This has a different feel to Hagrid’s pronouncement in the film – here, he’s stating a simple fact, and rather casually, too. And Harry’s like, “Sorry, what now?” and finally gets to read his letter. (I love Dumbledore’s list of qualifications, with “Supreme Mugwump” just stuck in there like it’s completely normal. Lol.)
‘A Muggle,’ said Hagrid. ‘It’s what we call non-magic folk like them. An’ it’s your bad luck you grew up in a family o’ the biggest Muggles I ever laid eyes on.’
When the term Muggle is finally explained, it’s already being used as a derogatory term (“the biggest Muggles”). No one ever thinks twice about this. The Dursleys are never painted in a bad light for being Muggles, though, but because they’re abusive and boring and more concerned with societal standing than kindness. Anyway, now we get Petunia’s outburst, which makes for much more interesting reading now we know the whole story:
‘Knew!’ shrieked Aunt Petunia suddenly. ‘Knew! Of course we knew! How could you not be, my dratted sister being what she was? Oh, she got a letter just like that and disappeared off to that — that school — and came home every holiday with her pockets full of frog-spawn, turning teacups into rats. I was the only one who saw her for what she was — a freak! But for my mother and father, oh no, it was Lily this and Lily that, they were proud of having a witch in the family!
She stopped to draw a deep breath and then went ranting on. It seemed she had been wanting to say all this for years.
Oh, Petunia. It’s actually kind of obvious here that all this anger is rooted in jealousy, which we now know it was, but most of us didn’t realise it at the time. Jo, you are SO CLEVER.
Next, poor Hagrid has to tell Harry about how his parents died. Harry takes it pretty well, considering. Of course, Hagrid doesn’t know any of the finer details, so Harry doesn’t either until they gradually come to light later in the series. Hagrid makes some educated guesses, though, which leave the reader satisfied for the time being.
‘… An’ then — an’ this is the real myst’ry of the thing — he tried to kill you too.

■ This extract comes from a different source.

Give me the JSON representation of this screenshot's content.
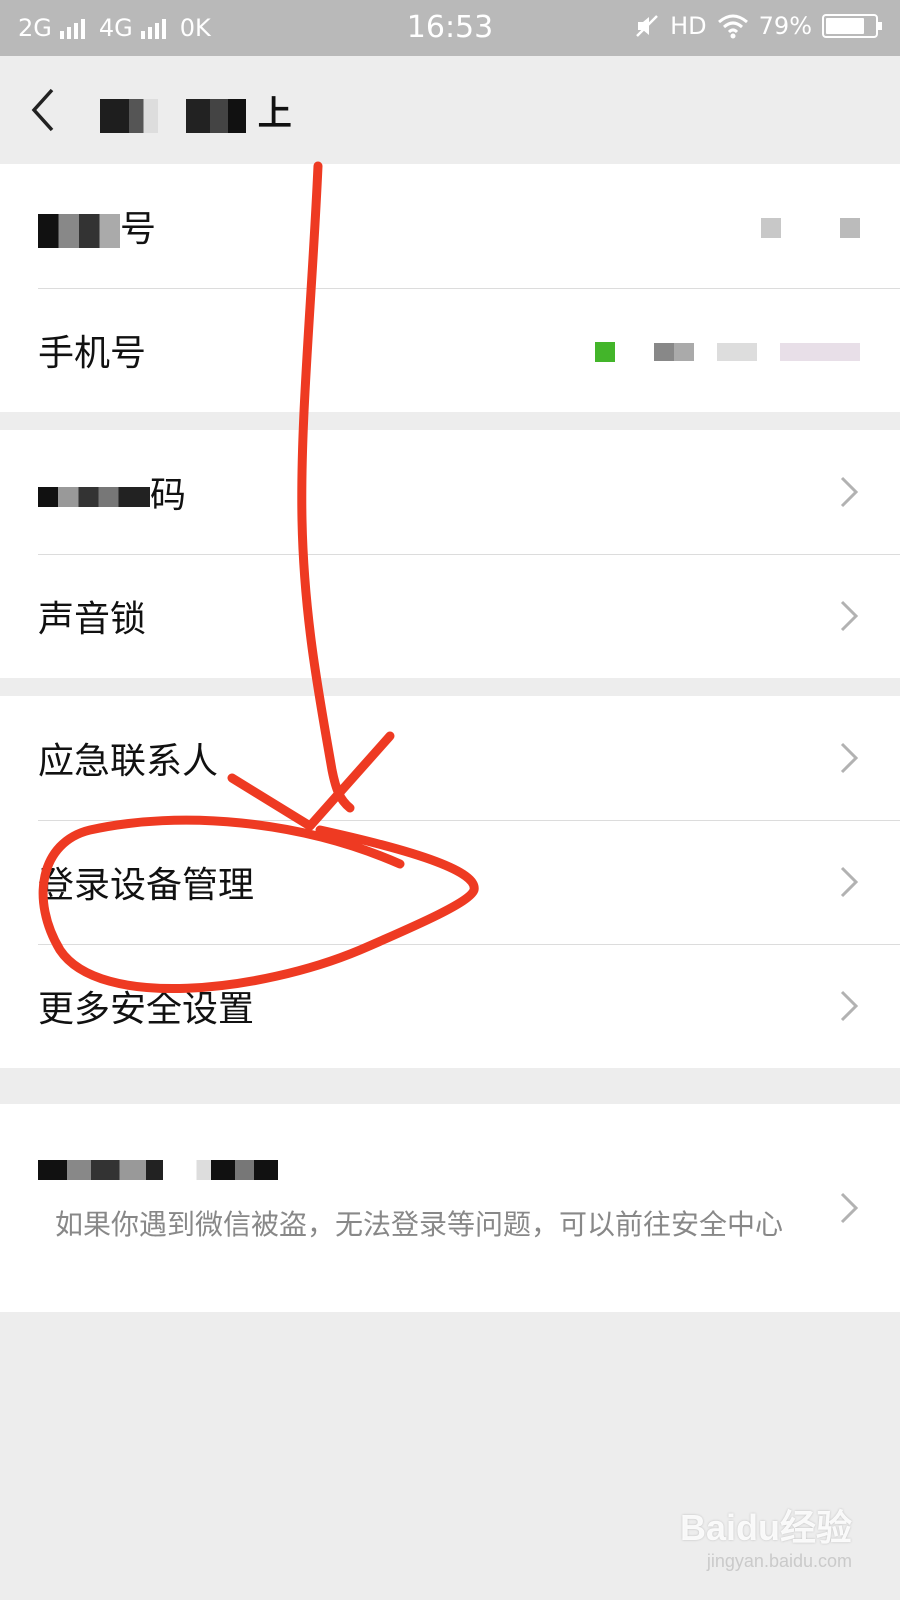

Wanted ter make a clean job of it, I suppose, or maybe he just liked killin’ by then.
Again, BRAVO JO. Since Hagrid thinks that Voldemort went to Godric’s Hollow with the intention to kill Harry’s parents, Harry never considers the possibility that the target was actually him, leading to a very powerful reveal in book five.
‘No one ever lived after he decided ter kill ’em, no one except you, an’ he’d killed some o’ the best witches an’ wizards of the age — the McKinnons, the Bones, the Prewetts –‘

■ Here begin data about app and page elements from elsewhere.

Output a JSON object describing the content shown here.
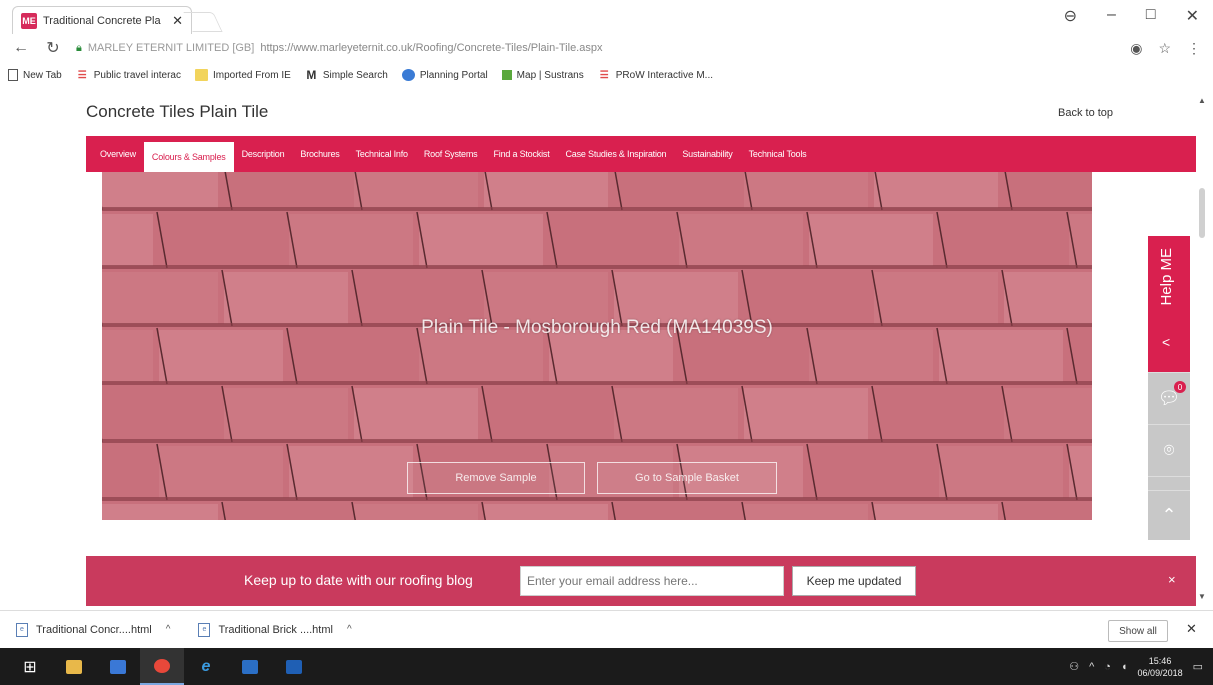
{
  "browser": {
    "tab_title": "Traditional Concrete Pla",
    "favicon_text": "ME",
    "window_controls": [
      "⊖",
      "–",
      "□",
      "✕"
    ],
    "org_label": "MARLEY ETERNIT LIMITED [GB]",
    "url": "https://www.marleyeternit.co.uk/Roofing/Concrete-Tiles/Plain-Tile.aspx",
    "bookmarks": [
      {
        "label": "New Tab",
        "icon": "page-icon"
      },
      {
        "label": "Public travel interac",
        "icon": "grid-icon"
      },
      {
        "label": "Imported From IE",
        "icon": "folder-icon"
      },
      {
        "label": "Simple Search",
        "icon": "m-icon"
      },
      {
        "label": "Planning Portal",
        "icon": "globe-icon"
      },
      {
        "label": "Map | Sustrans",
        "icon": "map-icon"
      },
      {
        "label": "PRoW Interactive M...",
        "icon": "grid-icon"
      }
    ]
  },
  "page": {
    "title": "Concrete Tiles  Plain Tile",
    "back_to_top": "Back to top",
    "nav": [
      {
        "label": "Overview",
        "active": false
      },
      {
        "label": "Colours & Samples",
        "active": true
      },
      {
        "label": "Description",
        "active": false
      },
      {
        "label": "Brochures",
        "active": false
      },
      {
        "label": "Technical Info",
        "active": false
      },
      {
        "label": "Roof Systems",
        "active": false
      },
      {
        "label": "Find a Stockist",
        "active": false
      },
      {
        "label": "Case Studies & Inspiration",
        "active": false
      },
      {
        "label": "Sustainability",
        "active": false
      },
      {
        "label": "Technical Tools",
        "active": false
      }
    ],
    "hero": {
      "caption": "Plain Tile - Mosborough Red (MA14039S)",
      "remove_sample": "Remove Sample",
      "go_to_basket": "Go to Sample Basket",
      "tile_color": "#c8707c"
    },
    "help": {
      "label": "Help ME",
      "chevron": "<",
      "chat_badge": "0"
    },
    "newsletter": {
      "text": "Keep up to date with our roofing blog",
      "placeholder": "Enter your email address here...",
      "button": "Keep me updated",
      "close": "×"
    }
  },
  "downloads": {
    "items": [
      {
        "label": "Traditional Concr....html"
      },
      {
        "label": "Traditional Brick ....html"
      }
    ],
    "show_all": "Show all",
    "close": "✕"
  },
  "taskbar": {
    "time": "15:46",
    "date": "06/09/2018"
  },
  "colors": {
    "brand": "#d9204f",
    "newsletter": "#c93a5d"
  }
}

We don’t find out who any of these people are until Moody shows Harry the photograph of the Order, four years from this moment: the McKinnons are Marlene and her “whole family” who were killed two weeks after the photograph was taken, the Bones are Edgar and his wife and children, Edgar being Susan’s uncle and Amelia’s brother, and the Prewetts are Gideon and Fabian, who were Molly Weasley’s brothers. They were all members of the Order. All this also shows that Voldemort was used to killing entire families, including children, so no one thinks it’s unusual that Harry was also targeted.

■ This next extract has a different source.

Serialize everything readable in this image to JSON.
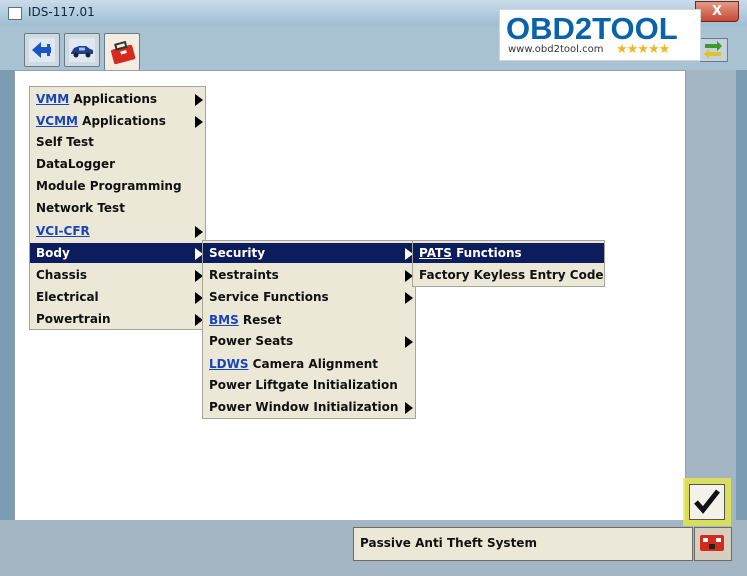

The most beautiful thing about this scene, though, is Harry’s reaction:
Hagrid looked at Harry with warmth and respect blazing in his eyes, but Harry, instead of feeling pleased and proud, felt quite sure there had been a horrible mistake. A wizard? Him? How could he possibly be? He’d spent his life being clouted by Dudley and bullied by Aunt Petunia and Uncle Vernon; if he was really a wizard, why hadn’t they been turned into warty toads every time they’d tried to lock him in his cupboard?
Harry has none of his father’s conceit – he’s all modesty, and I love that about him. But Hagrid soon sets him straight, and then he gets all pissed again and tries to turn Dudley into a pig with his pink umbrella (what a great addition to Hagrid’s character, by the way), because this is a kid’s book after all, and bullies always get shown up.
Now, he’s a comic by Loleia which is kind of vaguely related to this chapter! Yay!